    Use a diversified approach toward weed management, focusing on preventing weed seed production and reducing weed seeds in the soil’s seed bank

  3. 3

    Plant to weed-free fields, keeping fields as weed-free as possible

  4. 4

    Plant weed-free seed

  5. 5
    Scout fields routinely
  6. 6
    Use multiple herbicide mechanisms of action (MOAs) that are effective against the most troublesome weeds present, or those most prone to herbicide resistance
  7. 7
    Apply herbicide at label-recommended rate and appropriate weed size
  8. 8
    Emphasize cultural practices that suppress weeds by using crop competitiveness
  9. 9
    Use mechanical and biological management practices when and where appropriate
  10. 10
    Prevent field-to-field and intra-field transfer of weed seeds or vegetative propagules
  11. 11
    Manage weed seed at harvest and post-harvest to minimise a build-up of the weed seed bank
  12. 12
    Manage paddock boundaries to prevent an influx of weeds

Many Australian producers utilise some of these practices, but as the pressure from herbicide-resistant weeds grows, integrating more of them into their farm’s standard practices could make the difference when finding the balance between long-term control of weeds and combating herbicide-resistance.

Understanding mechanisms of action and utilising a variety of non-herbicide mechanical and biological practices were emphasized in the study. Pre-emergent herbicides are popular for broadacre applications because they impede germination of weed seeds that already exist in the seed bed by inhibiting the generation of growth enzymes. But they’re not appropriate for every weed type, thus the need for identifying the weeds present in the paddock at the middle to end of the previous growing season and choosing the mechanism of action that works best for those weeds present.

Similarly, mechanical means of lifecycle disruption, like employing strategic tillage with specialized tillage equipment at key points in the weed’s growth and development, can prevent the propagation and expansion of weeds. But like many of the best practices listed by the Weed Science study, it functions best when implemented in concert with things like regular scouting of fields and hygiene processes for inter-field equipment transfers. Implements like the Speedtiller®, which are designed for weed control and ease of use in field hygiene actions, can be a good long-term tillage equipment investment, interrupting weed propagation cycles and promoting weed-free seed beds in your paddocks.

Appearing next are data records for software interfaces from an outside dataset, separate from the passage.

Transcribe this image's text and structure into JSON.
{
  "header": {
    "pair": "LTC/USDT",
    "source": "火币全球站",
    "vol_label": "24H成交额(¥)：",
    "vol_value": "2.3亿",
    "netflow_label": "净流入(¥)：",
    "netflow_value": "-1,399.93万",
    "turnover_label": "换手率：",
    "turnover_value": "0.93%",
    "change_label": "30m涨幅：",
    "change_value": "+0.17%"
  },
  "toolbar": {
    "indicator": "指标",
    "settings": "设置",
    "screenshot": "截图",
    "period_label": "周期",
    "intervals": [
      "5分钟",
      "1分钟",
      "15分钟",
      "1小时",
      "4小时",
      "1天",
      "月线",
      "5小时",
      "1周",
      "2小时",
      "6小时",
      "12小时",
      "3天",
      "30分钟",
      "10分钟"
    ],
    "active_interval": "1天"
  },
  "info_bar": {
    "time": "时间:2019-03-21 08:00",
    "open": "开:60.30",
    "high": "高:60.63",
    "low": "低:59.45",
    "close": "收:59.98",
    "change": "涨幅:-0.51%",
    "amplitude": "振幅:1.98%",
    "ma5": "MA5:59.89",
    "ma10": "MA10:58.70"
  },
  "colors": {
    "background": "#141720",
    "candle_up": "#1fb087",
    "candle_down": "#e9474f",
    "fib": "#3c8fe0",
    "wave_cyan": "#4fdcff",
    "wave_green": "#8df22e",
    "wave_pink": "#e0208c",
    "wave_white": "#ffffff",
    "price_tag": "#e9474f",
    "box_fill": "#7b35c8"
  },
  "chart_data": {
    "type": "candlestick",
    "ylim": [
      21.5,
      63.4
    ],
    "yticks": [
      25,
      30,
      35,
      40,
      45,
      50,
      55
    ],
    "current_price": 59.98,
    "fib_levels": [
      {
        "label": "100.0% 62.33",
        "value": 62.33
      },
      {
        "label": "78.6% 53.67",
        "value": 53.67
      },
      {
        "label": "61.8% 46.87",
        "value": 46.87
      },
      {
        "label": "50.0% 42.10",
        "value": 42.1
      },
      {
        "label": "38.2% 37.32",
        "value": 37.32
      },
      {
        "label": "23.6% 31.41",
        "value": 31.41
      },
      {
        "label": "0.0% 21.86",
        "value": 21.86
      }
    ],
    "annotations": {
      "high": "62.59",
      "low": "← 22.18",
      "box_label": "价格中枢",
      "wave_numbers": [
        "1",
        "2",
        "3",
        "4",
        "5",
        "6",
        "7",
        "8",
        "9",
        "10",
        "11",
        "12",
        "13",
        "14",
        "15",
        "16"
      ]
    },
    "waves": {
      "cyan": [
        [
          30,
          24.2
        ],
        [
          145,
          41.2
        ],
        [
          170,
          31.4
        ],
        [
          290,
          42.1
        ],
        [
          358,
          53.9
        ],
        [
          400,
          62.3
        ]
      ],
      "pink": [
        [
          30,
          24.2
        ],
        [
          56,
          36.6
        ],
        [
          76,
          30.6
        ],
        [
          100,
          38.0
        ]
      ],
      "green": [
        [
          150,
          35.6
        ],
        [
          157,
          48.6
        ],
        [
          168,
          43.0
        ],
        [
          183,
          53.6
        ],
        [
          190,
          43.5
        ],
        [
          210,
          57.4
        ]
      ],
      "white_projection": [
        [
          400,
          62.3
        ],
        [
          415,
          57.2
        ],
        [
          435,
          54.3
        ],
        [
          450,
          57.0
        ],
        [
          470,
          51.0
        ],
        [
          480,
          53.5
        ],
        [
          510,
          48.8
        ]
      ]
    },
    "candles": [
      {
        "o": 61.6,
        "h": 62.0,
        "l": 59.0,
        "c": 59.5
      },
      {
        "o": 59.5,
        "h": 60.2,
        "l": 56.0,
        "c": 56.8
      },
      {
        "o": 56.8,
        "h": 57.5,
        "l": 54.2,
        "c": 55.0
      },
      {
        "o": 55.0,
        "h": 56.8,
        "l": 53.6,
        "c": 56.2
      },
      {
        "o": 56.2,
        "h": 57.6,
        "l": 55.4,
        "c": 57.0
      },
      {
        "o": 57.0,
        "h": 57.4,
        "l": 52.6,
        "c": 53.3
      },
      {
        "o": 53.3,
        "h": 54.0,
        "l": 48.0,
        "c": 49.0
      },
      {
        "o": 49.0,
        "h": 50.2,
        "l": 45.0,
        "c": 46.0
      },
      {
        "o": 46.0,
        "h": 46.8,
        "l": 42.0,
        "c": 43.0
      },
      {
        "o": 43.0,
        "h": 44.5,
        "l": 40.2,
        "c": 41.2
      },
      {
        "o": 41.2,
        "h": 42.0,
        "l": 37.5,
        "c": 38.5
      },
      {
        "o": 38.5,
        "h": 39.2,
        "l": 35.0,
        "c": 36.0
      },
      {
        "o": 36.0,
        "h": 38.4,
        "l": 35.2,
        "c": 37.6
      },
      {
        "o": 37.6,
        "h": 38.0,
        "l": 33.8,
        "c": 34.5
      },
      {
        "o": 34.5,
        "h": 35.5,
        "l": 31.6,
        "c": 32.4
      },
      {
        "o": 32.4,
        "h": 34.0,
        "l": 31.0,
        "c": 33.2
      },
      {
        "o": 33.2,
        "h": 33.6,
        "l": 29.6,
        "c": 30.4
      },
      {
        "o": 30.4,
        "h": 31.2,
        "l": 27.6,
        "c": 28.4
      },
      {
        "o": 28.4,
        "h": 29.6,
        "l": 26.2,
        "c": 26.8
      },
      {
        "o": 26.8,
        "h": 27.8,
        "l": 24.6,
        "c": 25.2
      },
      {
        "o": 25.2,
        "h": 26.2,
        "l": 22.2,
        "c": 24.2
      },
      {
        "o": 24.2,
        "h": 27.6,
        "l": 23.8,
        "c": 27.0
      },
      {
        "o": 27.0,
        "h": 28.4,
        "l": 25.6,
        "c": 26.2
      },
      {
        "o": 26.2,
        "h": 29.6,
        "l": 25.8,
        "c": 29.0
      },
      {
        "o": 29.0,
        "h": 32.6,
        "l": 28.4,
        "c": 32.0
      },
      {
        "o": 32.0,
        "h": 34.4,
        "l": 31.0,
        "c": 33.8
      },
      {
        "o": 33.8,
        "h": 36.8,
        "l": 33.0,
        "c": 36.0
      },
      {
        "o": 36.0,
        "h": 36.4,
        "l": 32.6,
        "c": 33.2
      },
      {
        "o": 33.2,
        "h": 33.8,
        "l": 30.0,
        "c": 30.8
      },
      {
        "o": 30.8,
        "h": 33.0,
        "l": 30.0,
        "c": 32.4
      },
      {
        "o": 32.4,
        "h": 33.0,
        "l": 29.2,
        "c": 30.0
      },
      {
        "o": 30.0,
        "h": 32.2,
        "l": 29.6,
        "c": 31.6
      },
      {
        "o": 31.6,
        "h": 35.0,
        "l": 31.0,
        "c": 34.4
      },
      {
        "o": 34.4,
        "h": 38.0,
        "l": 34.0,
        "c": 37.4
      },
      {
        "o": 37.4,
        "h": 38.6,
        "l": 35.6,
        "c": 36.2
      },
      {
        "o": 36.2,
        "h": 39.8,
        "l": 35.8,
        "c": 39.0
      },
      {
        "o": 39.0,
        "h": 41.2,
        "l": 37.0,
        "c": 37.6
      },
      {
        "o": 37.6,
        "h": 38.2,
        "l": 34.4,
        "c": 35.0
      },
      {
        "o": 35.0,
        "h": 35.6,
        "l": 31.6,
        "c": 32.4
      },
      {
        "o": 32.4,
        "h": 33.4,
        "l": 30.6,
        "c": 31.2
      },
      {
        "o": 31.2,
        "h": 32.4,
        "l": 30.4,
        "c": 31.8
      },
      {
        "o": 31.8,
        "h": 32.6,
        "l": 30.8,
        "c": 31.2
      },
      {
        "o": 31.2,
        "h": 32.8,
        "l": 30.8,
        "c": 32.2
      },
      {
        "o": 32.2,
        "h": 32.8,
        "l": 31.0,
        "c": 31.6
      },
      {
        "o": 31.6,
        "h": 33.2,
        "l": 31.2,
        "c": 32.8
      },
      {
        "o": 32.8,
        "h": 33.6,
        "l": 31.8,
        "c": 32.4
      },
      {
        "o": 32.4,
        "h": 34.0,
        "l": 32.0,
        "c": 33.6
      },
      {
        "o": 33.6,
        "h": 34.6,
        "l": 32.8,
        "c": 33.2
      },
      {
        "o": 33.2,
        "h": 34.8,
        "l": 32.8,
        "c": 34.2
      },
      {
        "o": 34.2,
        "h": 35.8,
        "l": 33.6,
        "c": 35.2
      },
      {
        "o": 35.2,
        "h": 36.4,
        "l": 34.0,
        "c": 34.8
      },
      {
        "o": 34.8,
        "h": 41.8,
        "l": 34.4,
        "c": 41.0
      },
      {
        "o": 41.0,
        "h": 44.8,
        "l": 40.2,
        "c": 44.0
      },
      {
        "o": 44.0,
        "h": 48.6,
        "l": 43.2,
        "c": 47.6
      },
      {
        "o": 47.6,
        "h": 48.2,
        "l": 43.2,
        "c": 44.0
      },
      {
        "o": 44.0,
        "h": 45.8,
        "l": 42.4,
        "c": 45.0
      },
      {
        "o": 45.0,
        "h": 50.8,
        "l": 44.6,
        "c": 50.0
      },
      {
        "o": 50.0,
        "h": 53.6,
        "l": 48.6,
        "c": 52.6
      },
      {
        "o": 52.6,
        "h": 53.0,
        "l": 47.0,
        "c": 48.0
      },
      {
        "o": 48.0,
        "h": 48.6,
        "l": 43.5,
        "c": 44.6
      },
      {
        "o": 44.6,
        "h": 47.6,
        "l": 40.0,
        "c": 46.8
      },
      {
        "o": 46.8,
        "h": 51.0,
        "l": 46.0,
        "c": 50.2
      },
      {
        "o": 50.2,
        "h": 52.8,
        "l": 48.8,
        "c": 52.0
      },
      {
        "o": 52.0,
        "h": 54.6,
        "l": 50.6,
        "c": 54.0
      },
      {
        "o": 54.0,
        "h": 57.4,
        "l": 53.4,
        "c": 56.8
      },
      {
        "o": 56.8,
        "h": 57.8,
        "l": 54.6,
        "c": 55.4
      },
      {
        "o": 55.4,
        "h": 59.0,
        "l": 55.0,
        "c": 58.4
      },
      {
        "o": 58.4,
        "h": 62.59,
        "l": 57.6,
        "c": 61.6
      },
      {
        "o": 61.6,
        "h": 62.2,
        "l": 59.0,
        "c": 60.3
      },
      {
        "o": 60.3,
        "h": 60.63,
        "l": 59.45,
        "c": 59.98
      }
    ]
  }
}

As the agriculturists and biologists in the Weed Science study pointed out, none of these actions are completely effective on their own. For long-term effectiveness, producers will have to develop operation-wide processes and strategies for managing their weed challenges.